Ten Swiss ski resorts named most expensive in Europe
File photo: Renato Bagattini/Swiss Tourism

Skiers in Switzerland pay the highest prices for their ski passes of anywhere in Europe, according to research.

Eco group fights Bern over wind farm plans
There are currently more than 30 wind farms in Switzerland. Photo: Alpiq

Wind turbines are “gigantic and destructive” machines, says Paysage Libre Suisse.

Vegan wins battle to be accepted by Swiss army
Antoni Da Campo will now carry out his military service. Photo: Antoni Da Campo

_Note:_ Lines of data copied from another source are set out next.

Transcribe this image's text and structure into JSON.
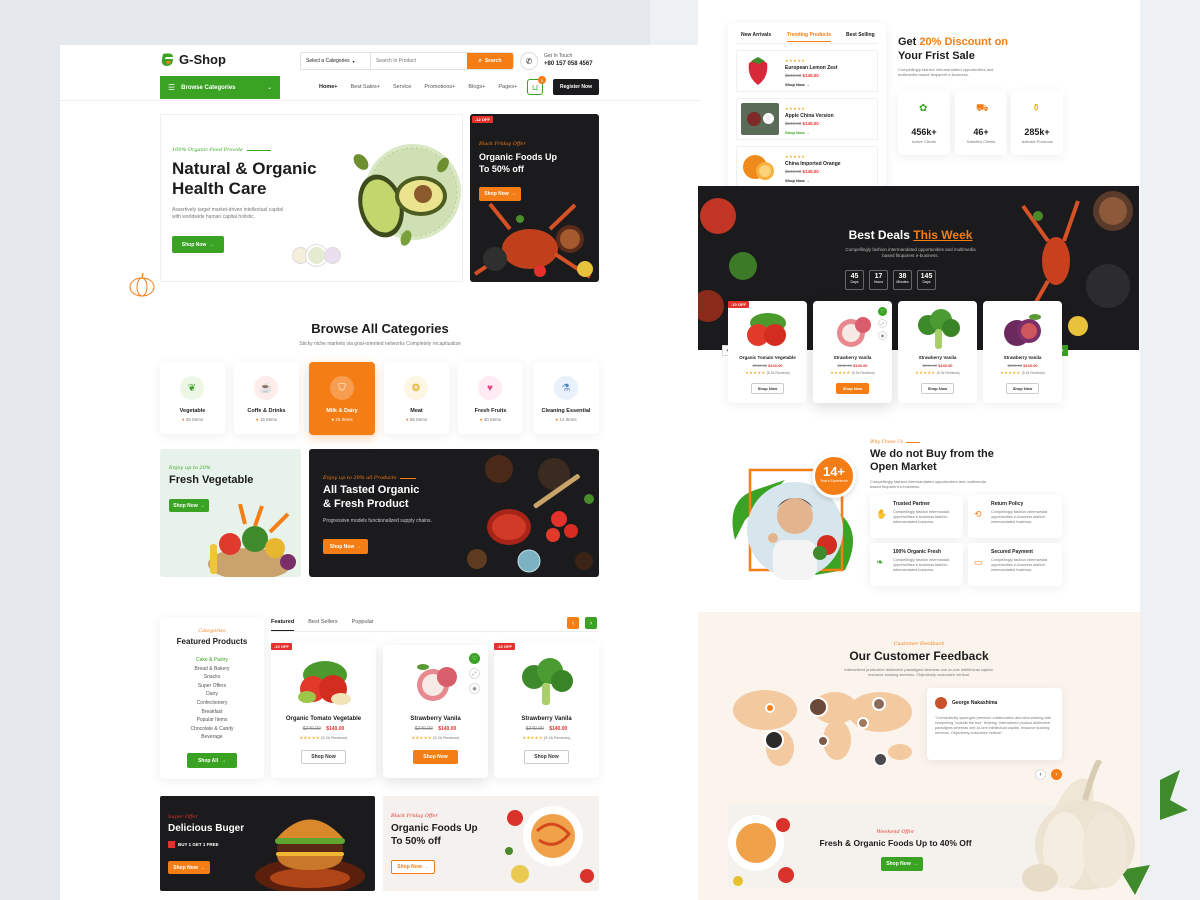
{
  "header": {
    "logo": "G-Shop",
    "category_select": "Select a Categories",
    "search_placeholder": "Search In Product",
    "search_button": "Search",
    "contact_label": "Get In Touch",
    "contact_phone": "+80 157 058 4567",
    "browse": "Browse Categories",
    "nav": [
      "Home+",
      "Best Sales+",
      "Service",
      "Promotions+",
      "Blogs+",
      "Pages+"
    ],
    "cart_count": "0",
    "register": "Register Now"
  },
  "hero": {
    "eyebrow": "100% Organic Feed Provide",
    "title_line1": "Natural & Organic",
    "title_line2": "Health Care",
    "desc_line1": "Assertively target market-driven intellectual capital",
    "desc_line2": "with worldwide human capital holistic.",
    "cta": "Shop Now"
  },
  "promo_side": {
    "tag": "-12 OFF",
    "eyebrow": "Black Friday Offer",
    "title_line1": "Organic Foods Up",
    "title_line2": "To 50% off",
    "cta": "Shop Now"
  },
  "categories": {
    "title": "Browse All Categories",
    "subtitle": "Sticky niche markets via goal-oriented networks Completely recaptiualize",
    "items": [
      {
        "name": "Vegetable",
        "count": "25 Items"
      },
      {
        "name": "Coffe & Drinks",
        "count": "15 Items"
      },
      {
        "name": "Milk & Dairy",
        "count": "18 Items"
      },
      {
        "name": "Meat",
        "count": "55 Items"
      },
      {
        "name": "Fresh Fruits",
        "count": "30 Items"
      },
      {
        "name": "Cleaning Essential",
        "count": "14 Items"
      }
    ]
  },
  "banner_veg": {
    "eyebrow": "Enjoy up to 20%",
    "title": "Fresh Vegetable",
    "cta": "Shop Now"
  },
  "banner_tasted": {
    "eyebrow": "Enjoy up to 20% all Products",
    "title_line1": "All Tasted Organic",
    "title_line2": "& Fresh Product",
    "desc": "Progressive models functionalized supply chains.",
    "cta": "Shop Now"
  },
  "featured": {
    "eyebrow": "Categories",
    "title": "Featured Products",
    "list": [
      "Cake & Pastry",
      "Bread & Bakery",
      "Snacks",
      "Super Offers",
      "Dairy",
      "Confectionery",
      "Breakfast",
      "Popular Items",
      "Chocolate & Candy",
      "Beverage"
    ],
    "shop_all": "Shop All",
    "tabs": [
      "Featured",
      "Best Sellers",
      "Poppular"
    ],
    "products": [
      {
        "tag": "-10 OFF",
        "name": "Organic Tomato Vegetable",
        "old": "$240.00",
        "price": "$140.00",
        "reviews": "(5.2k Reviews)",
        "cta": "Shop Now"
      },
      {
        "tag": "",
        "name": "Strawberry Vanila",
        "old": "$240.00",
        "price": "$140.00",
        "reviews": "(5.2k Reviews)",
        "cta": "Shop Now"
      },
      {
        "tag": "-10 OFF",
        "name": "Strawberry Vanila",
        "old": "$240.00",
        "price": "$140.00",
        "reviews": "(5.2k Reviews)",
        "cta": "Shop Now"
      }
    ]
  },
  "bottom_banners": {
    "burger": {
      "eyebrow": "Super Offer",
      "title": "Delicious Buger",
      "badge": "BUY 1 GET 1 FREE",
      "cta": "Shop Now"
    },
    "organic": {
      "eyebrow": "Black Friday Offer",
      "title_line1": "Organic Foods Up",
      "title_line2": "To 50% off",
      "cta": "Shop Now"
    }
  },
  "trending": {
    "tabs": [
      "New Arrivals",
      "Trending Products",
      "Best Selling"
    ],
    "items": [
      {
        "name": "European Lemon Zest",
        "old": "$240.00",
        "price": "$140.00",
        "cta": "Shop Now"
      },
      {
        "name": "Apple China Version",
        "old": "$240.00",
        "price": "$140.00",
        "cta": "Shop Now"
      },
      {
        "name": "China Imported Orange",
        "old": "$240.00",
        "price": "$140.00",
        "cta": "Shop Now"
      }
    ]
  },
  "discount": {
    "title_pre": "Get ",
    "title_accent": "20% Discount on",
    "title_line2": "Your Frist Sale",
    "desc_line1": "Compellingly fashion intermandated opportunities and",
    "desc_line2": "multimedia based fitoparent e-business.",
    "stats": [
      {
        "value": "456k+",
        "label": "Active Clients"
      },
      {
        "value": "46+",
        "label": "Satisfied Clients"
      },
      {
        "value": "285k+",
        "label": "Activate Products"
      }
    ]
  },
  "deals": {
    "title_pre": "Best Deals ",
    "title_accent": "This Week",
    "desc_line1": "Compellingly fashion intermandated opportunities and multimedia",
    "desc_line2": "based fitoparent e-business.",
    "timer": [
      {
        "value": "45",
        "unit": "Days"
      },
      {
        "value": "17",
        "unit": "Hours"
      },
      {
        "value": "38",
        "unit": "Minutes"
      },
      {
        "value": "145",
        "unit": "Days"
      }
    ],
    "products": [
      {
        "tag": "-10 OFF",
        "name": "Organic Tomato Vegetable",
        "old": "$240.00",
        "price": "$140.00",
        "reviews": "(5.2k Reviews)",
        "cta": "Shop Now"
      },
      {
        "tag": "",
        "name": "Strawberry Vanila",
        "old": "$240.00",
        "price": "$140.00",
        "reviews": "(5.2k Reviews)",
        "cta": "Shop Now"
      },
      {
        "tag": "",
        "name": "Strawberry Vanila",
        "old": "$240.00",
        "price": "$140.00",
        "reviews": "(5.2k Reviews)",
        "cta": "Shop Now"
      },
      {
        "tag": "",
        "name": "Strawberry Vanila",
        "old": "$240.00",
        "price": "$140.00",
        "reviews": "(5.2k Reviews)",
        "cta": "Shop Now"
      }
    ]
  },
  "whyus": {
    "eyebrow": "Why Chose Us",
    "title_line1": "We do not Buy from the",
    "title_line2": "Open Market",
    "desc_line1": "Compellingly fashion intermandated opportunities and multimedia",
    "desc_line2": "based fitoparent e-business.",
    "badge_value": "14+",
    "badge_label": "Year's Experience",
    "features": [
      {
        "title": "Trusted Partner",
        "desc": "Compellingly fashion intermandat opportunities e-business fashion intermandated business."
      },
      {
        "title": "Return Policy",
        "desc": "Compellingly fashion intermandat opportunities e-business fashion intermandated business."
      },
      {
        "title": "100% Organic Fresh",
        "desc": "Compellingly fashion intermandat opportunities e-business fashion intermandated business."
      },
      {
        "title": "Secured Payment",
        "desc": "Compellingly fashion intermandat opportunities e-business fashion intermandated business."
      }
    ]
  },
  "feedback": {
    "eyebrow": "Customer Feedback",
    "title": "Our Customer Feedback",
    "desc_line1": "Interactived productive distinctive paradigms whereas one-to-one intellectual capital.",
    "desc_line2": "resource sucking services. Objectively customize vertical.",
    "reviewer": "George Nakashima",
    "quote": "\"Conveniently synergize premium collaboration and idea-sharing with compelling \"outside the box\" thinking. Interactived product distinctive paradigms whereas one-to-one intellectual capital. resource sucking services. Objectively customize vertical.\""
  },
  "weekend": {
    "eyebrow": "Weekend Offer",
    "title": "Fresh & Organic Foods Up to 40% Off",
    "cta": "Shop Now"
  },
  "colors": {
    "green": "#3aa323",
    "orange": "#f57d15",
    "red": "#e4312d",
    "dark": "#1b1b1d"
  }
}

A Swiss man who was told he would not be accepted for military service because of his strict veganism has finally succeeded in making the army change its mind.

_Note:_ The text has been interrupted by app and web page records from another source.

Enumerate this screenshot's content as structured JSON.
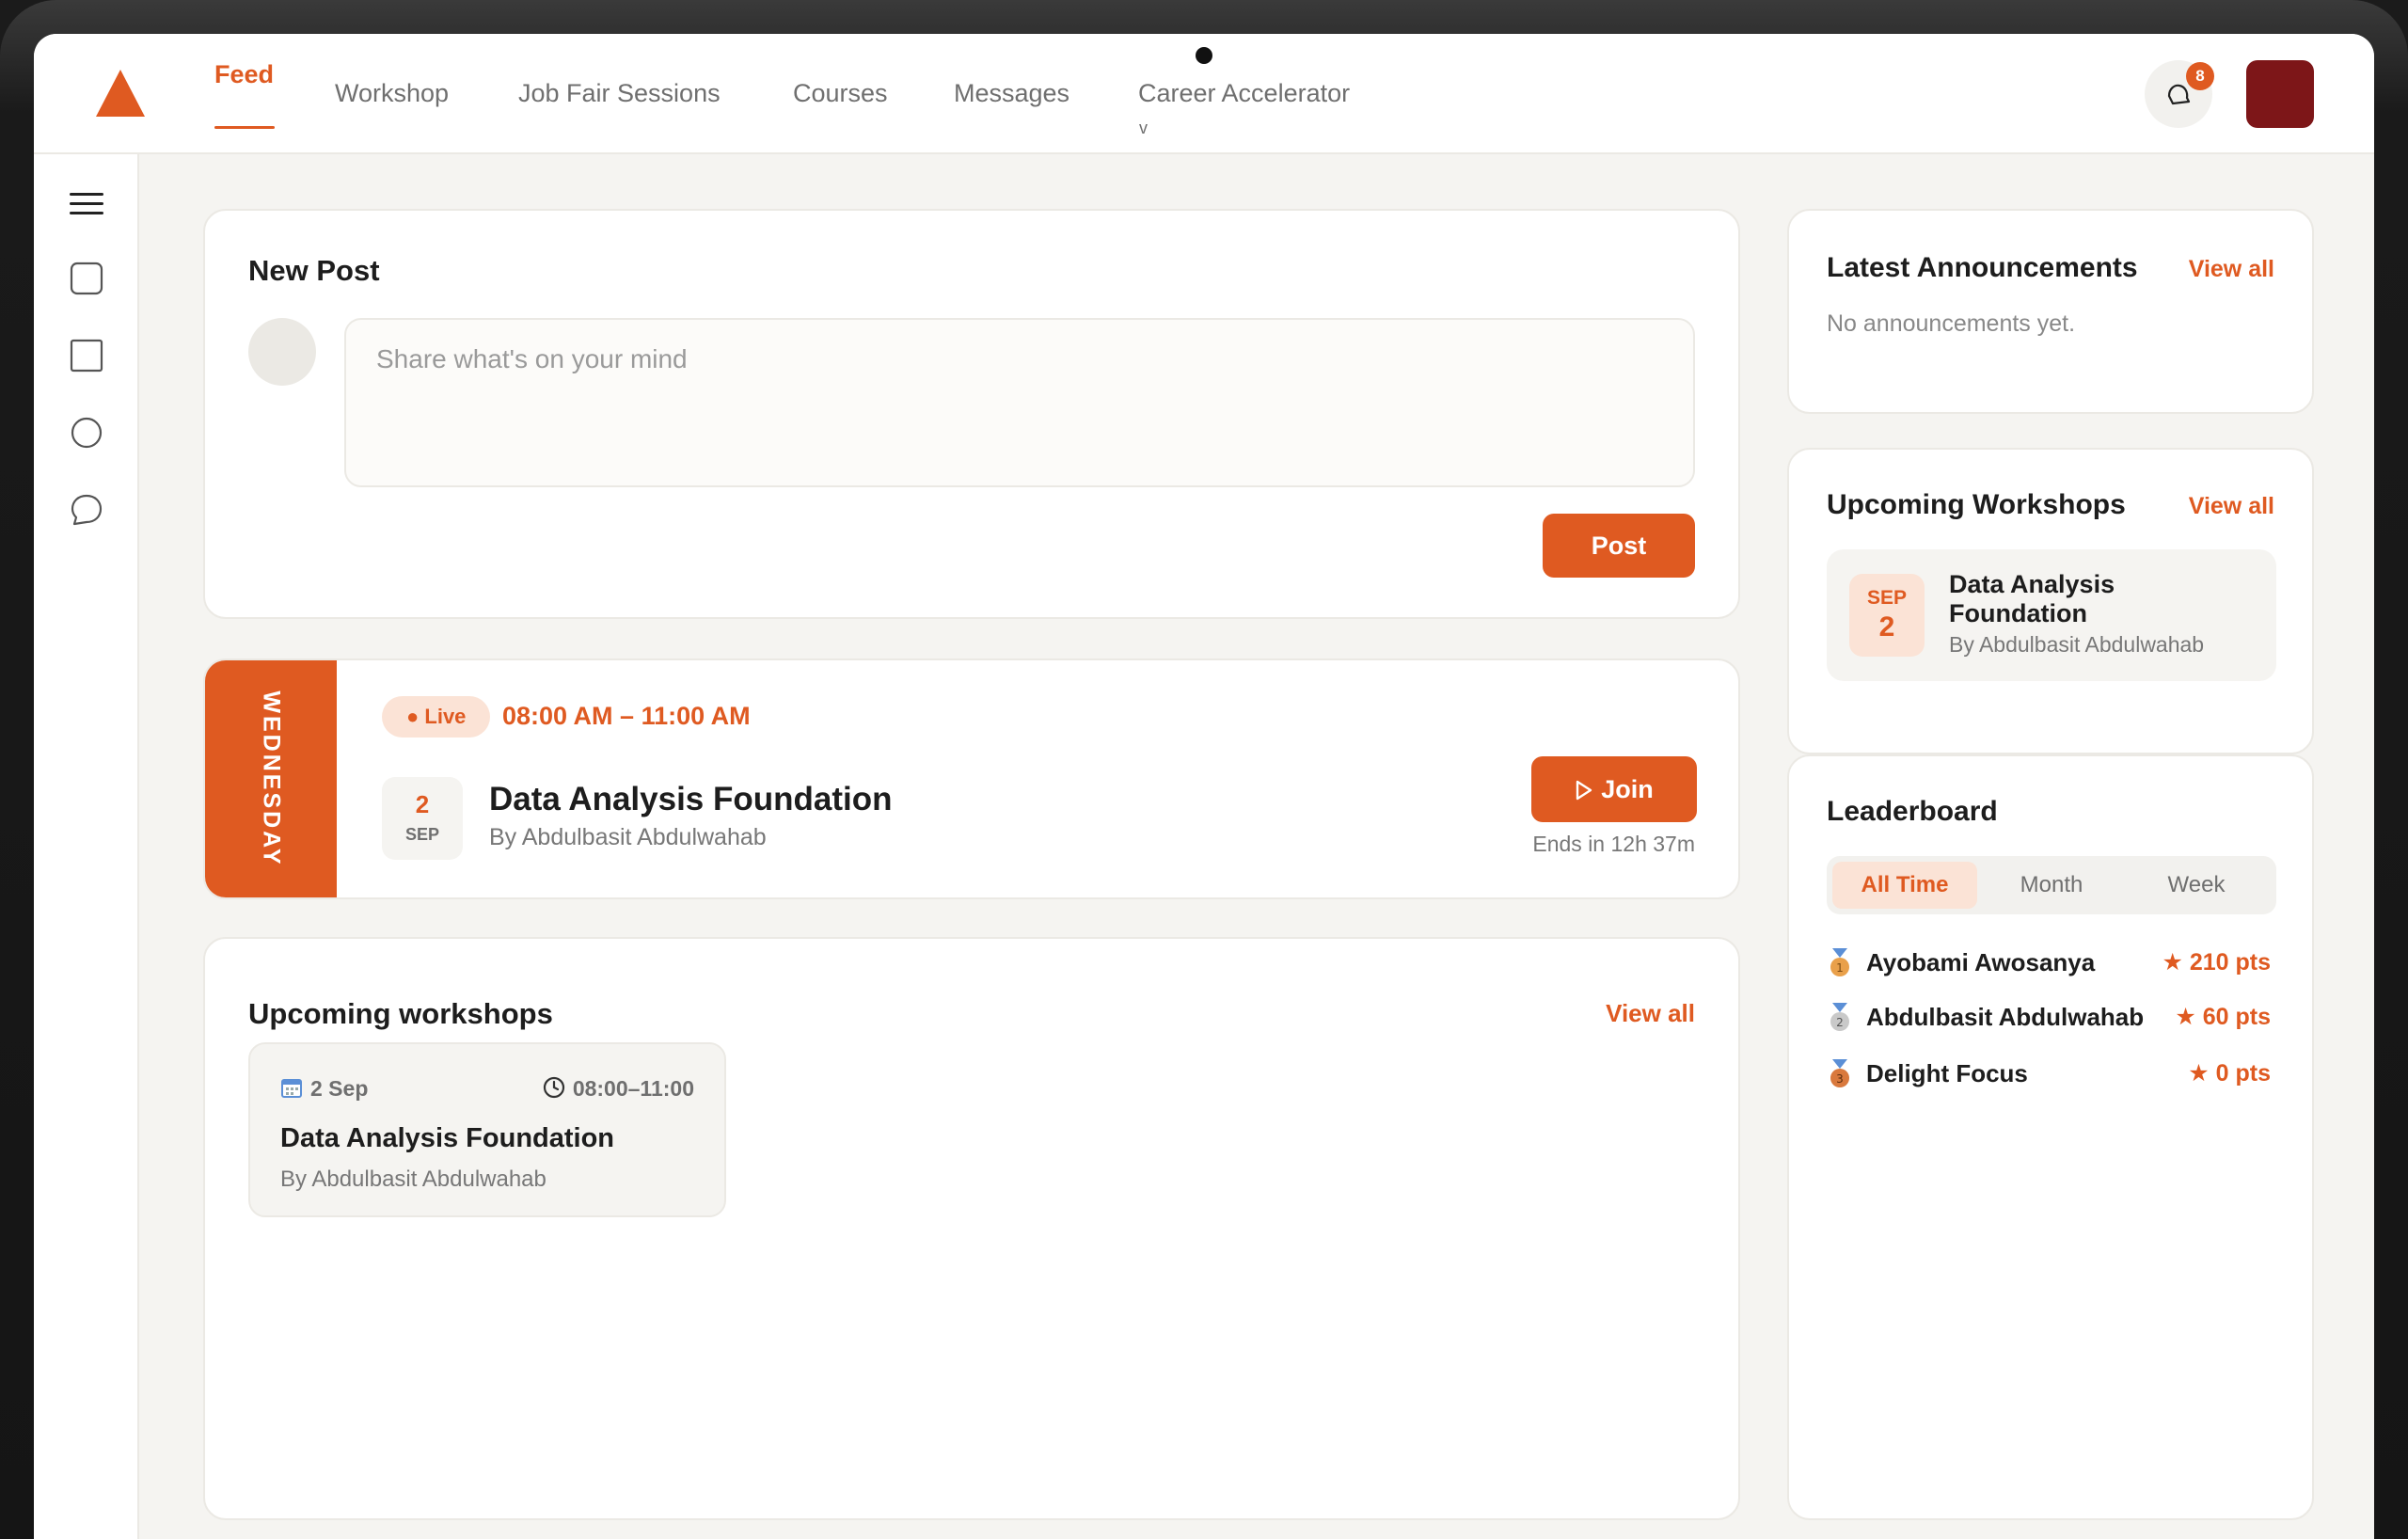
{
  "nav": {
    "items": [
      {
        "label": "Feed",
        "active": true
      },
      {
        "label": "Workshop"
      },
      {
        "label": "Job Fair Sessions"
      },
      {
        "label": "Courses"
      },
      {
        "label": "Messages"
      },
      {
        "label": "Career Accelerator"
      }
    ],
    "caret": "v",
    "notification_count": "8"
  },
  "colors": {
    "accent": "#df5a21",
    "avatar": "#7d1618"
  },
  "new_post": {
    "title": "New Post",
    "placeholder": "Share what's on your mind",
    "button": "Post"
  },
  "live_session": {
    "day": "WEDNESDAY",
    "status": "● Live",
    "time": "08:00 AM – 11:00 AM",
    "date_day": "2",
    "date_month": "SEP",
    "title": "Data Analysis Foundation",
    "by": "By Abdulbasit Abdulwahab",
    "join": "Join",
    "ends": "Ends in 12h 37m"
  },
  "upcoming_workshops": {
    "title": "Upcoming workshops",
    "view_all": "View all",
    "items": [
      {
        "date": "2 Sep",
        "time": "08:00–11:00",
        "title": "Data Analysis Foundation",
        "by": "By Abdulbasit Abdulwahab"
      }
    ]
  },
  "announcements": {
    "title": "Latest Announcements",
    "view_all": "View all",
    "empty": "No announcements yet."
  },
  "side_workshops": {
    "title": "Upcoming Workshops",
    "view_all": "View all",
    "items": [
      {
        "month": "SEP",
        "day": "2",
        "title": "Data Analysis Foundation",
        "by": "By Abdulbasit Abdulwahab"
      }
    ]
  },
  "leaderboard": {
    "title": "Leaderboard",
    "tabs": [
      "All Time",
      "Month",
      "Week"
    ],
    "active_tab": "All Time",
    "rows": [
      {
        "rank": "1",
        "name": "Ayobami Awosanya",
        "points": "★ 210 pts"
      },
      {
        "rank": "2",
        "name": "Abdulbasit Abdulwahab",
        "points": "★ 60 pts"
      },
      {
        "rank": "3",
        "name": "Delight Focus",
        "points": "★ 0 pts"
      }
    ]
  }
}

Geneva terror suspects to receive compensation
File photo: Emran Kassim

The Swiss public prosecutor has dropped the case against them.

Ticino firefighters rescue cow from swimming pool
File photo: The Local

The cow was at risk of drowning after falling into the private pool.

Uefa Champions League
Basel 'ready for battle' in Champions League clash
Basel training in Paris. Photo: Franck Fife/AFP

Swiss champions Basel fancy their chances of springing a surprise when they face Paris Saint-Germain on Wednesday.

Burst pipe causes major flood in Lausanne
The water flooded Place de la Riponne in Lausanne. File photo: Swiss Tourism/Christof Schuerpf

Water rushed down the streets after a pipe burst in the city centre.

Outcry after ‘neo-Nazi’ music festival held on Swiss soil
The village of Unterwasser was the tranquil location for the festival. Photo: Swiss Tourism

Should police have intervened?

Seven things you’ll miss about Switzerland if you leave
Switzerland: what's not to miss? Photo: Christian Perret/Swiss Tourim

Former expats in Switzerland tell The Local what they miss about living here.

Sponsored Article
How to vote absentee from abroad in the US elections
Photo: Richard Juilliard/AFP
Man makes Geneva airport bomb threat ‘for a joke’
Sponsored Article
Last chance to vote absentee in the US elections
Photo: AFP
Solar Impulse team reveals plans for unmanned plane
File photo: Martin Abegglen
Swiss to vote on passport rules for 3rd gen foreigners
Sponsored Article
How to vote absentee from abroad in the US elections
Photo: AFP
Swiss wingsuit hotspot Lauterbrunnen won’t impose ban
Photo: Swiss Tourism
Six reasons Switzerland isn’t as boring as you might think
Photo: Swiss Tourism
Report: Switzerland one of world’s best places for girls
Photo: The Local
Thief returns Swiss cow bells worth thousands
File photo: Wikimedia Commons
One in three rapists isn’t locked up: statistics
Photo: activistin.ch
Tampon-tax protest turns Zurich fountains red
Photo: AFP
Geneva police to lift ban on bearded officers
Photo: Marcel Gillieron/AFP
Suicide chef’s restaurant keeps Michelin stars
Photo: Lara de Salis
11 things the Swiss get tired of hearing abroad
Photo:  Ivo Scholz/Swiss-image.ch
Survey: expats in Switzerland have money but few friends
Photo: AFP
Swiss press criticize Bern’s 'capitulation' on immigration
Photo: Jura Trois Lacs tourism
German ex-policeman is Swiss city’s new hermit
Photo: Dmitry A. Mottl
Ticino votes to favour local workers over foreigners
Photo: file
Some deodorants could cause breast cancer: Swiss study
Photo: Royal Savoy
In pictures: Inside the latest Swiss luxury hotel
Photo: AFP
Geneva airport bomb hoaxer faces 90,000-franc bill
Photo: Schaffhausen police
Mother leaves toddler son alone in car to go clubbing
Photo: Fabrice Coffrini/AFP
Swiss populist attacked by knife-wielding pensioner
Photo: File
Bern argues over passports for 3rd generation foreigners
Photo: Broad Bean Media
Muslim pupils must shake hands – ‘no ifs and buts’
jobs available